TASK INSTRUCTIONS ::
So that the copy matches the original, write out every entry exactly.

Website and app data records ::

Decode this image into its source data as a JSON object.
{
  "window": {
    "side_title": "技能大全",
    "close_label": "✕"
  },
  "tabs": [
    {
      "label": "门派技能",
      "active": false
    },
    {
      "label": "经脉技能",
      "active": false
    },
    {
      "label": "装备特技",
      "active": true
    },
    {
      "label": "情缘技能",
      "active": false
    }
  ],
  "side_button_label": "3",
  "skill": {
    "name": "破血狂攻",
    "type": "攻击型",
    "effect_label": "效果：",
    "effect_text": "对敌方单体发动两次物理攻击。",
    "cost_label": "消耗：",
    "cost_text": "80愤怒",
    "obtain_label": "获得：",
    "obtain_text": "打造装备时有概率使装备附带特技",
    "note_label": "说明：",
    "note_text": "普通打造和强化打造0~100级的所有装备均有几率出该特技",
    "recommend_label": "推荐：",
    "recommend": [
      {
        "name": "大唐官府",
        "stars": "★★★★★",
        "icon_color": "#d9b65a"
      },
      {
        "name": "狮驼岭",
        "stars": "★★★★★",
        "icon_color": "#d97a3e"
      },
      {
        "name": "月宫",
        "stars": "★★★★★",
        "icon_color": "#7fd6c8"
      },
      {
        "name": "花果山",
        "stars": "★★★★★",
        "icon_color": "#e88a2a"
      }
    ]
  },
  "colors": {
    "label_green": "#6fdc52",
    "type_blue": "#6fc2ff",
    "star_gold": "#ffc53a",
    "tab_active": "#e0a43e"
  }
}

EXPECTED ANSWER ::
Decode this image into its source data as a JSON object.
{
  "window": {
    "side_title": "技能大全",
    "close_label": "✕"
  },
  "tabs": [
    {
      "label": "门派技能",
      "active": false
    },
    {
      "label": "经脉技能",
      "active": false
    },
    {
      "label": "装备特技",
      "active": true
    },
    {
      "label": "情缘技能",
      "active": false
    }
  ],
  "side_button_label": "3",
  "skill": {
    "name": "破血狂攻",
    "type": "攻击型",
    "effect_label": "效果：",
    "effect_text": "对敌方单体发动两次物理攻击。",
    "cost_label": "消耗：",
    "cost_text": "80愤怒",
    "obtain_label": "获得：",
    "obtain_text": "打造装备时有概率使装备附带特技",
    "note_label": "说明：",
    "note_text": "普通打造和强化打造0~100级的所有装备均有几率出该特技",
    "recommend_label": "推荐：",
    "recommend": [
      {
        "name": "大唐官府",
        "stars": "★★★★★",
        "icon_color": "#d9b65a"
      },
      {
        "name": "狮驼岭",
        "stars": "★★★★★",
        "icon_color": "#d97a3e"
      },
      {
        "name": "月宫",
        "stars": "★★★★★",
        "icon_color": "#7fd6c8"
      },
      {
        "name": "花果山",
        "stars": "★★★★★",
        "icon_color": "#e88a2a"
      }
    ]
  },
  "colors": {
    "label_green": "#6fdc52",
    "type_blue": "#6fc2ff",
    "star_gold": "#ffc53a",
    "tab_active": "#e0a43e"
  }
}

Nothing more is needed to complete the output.